The U.S. Immigration complex, constructed in 1934, consists of five buildings: administration building, detention building, lounging shed, garage and waiting shed, and the gardener’s cottage (no longer standing). The four remaining buildings all share the common feature of the “Dickey” roofs, high, double-pitched, tile hip roofs. The U.S. Immigration buildings are most significant for their architectural contribution. They were designed to fit the climate and atmosphere of Hawaii and to be an inviting place for immigrants, and they feature the first use of terra cotta in Hawaii. The Immigration Station is a fine example of the talent of C.W. Dickey, one of Hawaii’s most prolific architects.

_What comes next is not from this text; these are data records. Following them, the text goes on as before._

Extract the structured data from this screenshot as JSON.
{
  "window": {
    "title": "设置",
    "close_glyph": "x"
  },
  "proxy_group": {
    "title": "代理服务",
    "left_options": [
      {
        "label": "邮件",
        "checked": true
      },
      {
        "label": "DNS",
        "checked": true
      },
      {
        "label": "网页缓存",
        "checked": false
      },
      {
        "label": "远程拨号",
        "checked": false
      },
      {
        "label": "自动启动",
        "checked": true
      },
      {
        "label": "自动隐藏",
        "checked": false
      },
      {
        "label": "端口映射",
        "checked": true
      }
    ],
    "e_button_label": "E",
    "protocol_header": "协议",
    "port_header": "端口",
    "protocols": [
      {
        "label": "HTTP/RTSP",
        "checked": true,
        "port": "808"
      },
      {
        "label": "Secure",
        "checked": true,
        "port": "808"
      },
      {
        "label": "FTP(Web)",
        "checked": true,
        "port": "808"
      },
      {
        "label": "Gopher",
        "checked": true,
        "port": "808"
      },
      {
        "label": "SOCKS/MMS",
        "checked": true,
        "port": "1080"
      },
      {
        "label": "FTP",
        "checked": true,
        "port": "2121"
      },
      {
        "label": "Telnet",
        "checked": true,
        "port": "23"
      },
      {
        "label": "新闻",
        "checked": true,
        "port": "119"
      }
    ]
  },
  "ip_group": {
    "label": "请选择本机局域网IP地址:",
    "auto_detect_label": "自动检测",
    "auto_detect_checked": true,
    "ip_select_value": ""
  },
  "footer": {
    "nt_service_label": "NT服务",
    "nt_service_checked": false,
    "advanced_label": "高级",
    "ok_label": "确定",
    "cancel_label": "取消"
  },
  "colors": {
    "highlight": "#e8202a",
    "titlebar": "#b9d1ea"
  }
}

This list of Hawaii’s historic properties is provided as a public service by Historic Hawaii Foundation. It is not the official list of properties designated on the Hawaii State Register of Historic Places. For official designations and determinations of eligibility, contact the State Historic Preservation Division of the Department of Land and Natural Resources of the State of Hawaii at 808-692-8015.